[the_ad_placement id=”banner-right-placement”]

[the_ad_placement id=”banner-left-placement”]

The Plumas Audubon Society needs community volunteers who would like to participate in the bird count census program, designed to assess the health of bird populations in and around the Lake Almanor Basin. Photo courtesy Plumas Audubon Society

It’s Christmas Bird Count time throughout Plumas

By Piers Strailey

Plumas Audubon

A popular American holiday tradition in the late 1800s was the Christmas “Side Hunt.” Groups of hunters would choose sides for a day of hunting birds (and sometimes four-footed animals). The side that killed the most won. An alternative to this mindless squandering of life was initiated on Christmas Day in 1900, when an early Audubon Society leader, Frank Chapman, conducted a “Christmas Bird Census” to identify and count, rather than kill, birds.

Today, 122 years later, the census is known as the Christmas Bird Count. It is conducted throughout the world by over 80,000 volunteers, ranging from serious birders to those who are curious and want to help. The CBC is not limited to just Christmas Day. On a local level, the count can be carried out on any single day between Dec. 14  and January 5. Because data is gathered year after year from the same locations, sometimes for over 100 years, the CBC provides valuable information regarding population fluctuations, migration patterns, and the consequences of habitat alteration and global warming.

In Plumas County, the CBC has been administered by Plumas Audubon Society in three areas — Sierra Valley, American Valley and Lake Almanor — since at least 2008. In the case of Lake Almanor, the count has been carried out annually since at least 1976. Last year, 69 species were identified in Sierra Valley, 74 at Lake Almanor, and 99 (highest ever recorded) in American Valley.

Groups gather early, searching for birds before sunrise and counting numbers and species until dusk, then usually regrouping at the end of the day to tally up, warm up, and enjoy each other’s company. The CBC is a challenging, informative, and satisfying experience. In a time of social distancing, it is also a safe activity, and it is especially important locally due to the huge disruption and destruction of habitat from fires.

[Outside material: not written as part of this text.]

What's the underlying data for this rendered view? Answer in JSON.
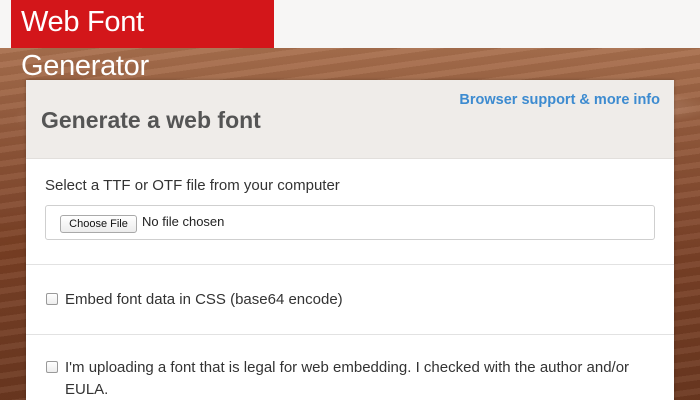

If you would like to get involved with this year’s events, and newcomers are welcome, get detailed information at the Plumas Audubon website: plumasaudubon.org.

Darrel Jury will be leading the American Valley count on Saturday, Dec. 18. Colin Dillingham will be leading the Sierra Valley effort on Tuesday, Dec. 14 and the Lake Almanor outing on Sunday, Dec. 19.

[the_ad_placement id=”banner-left-placement”]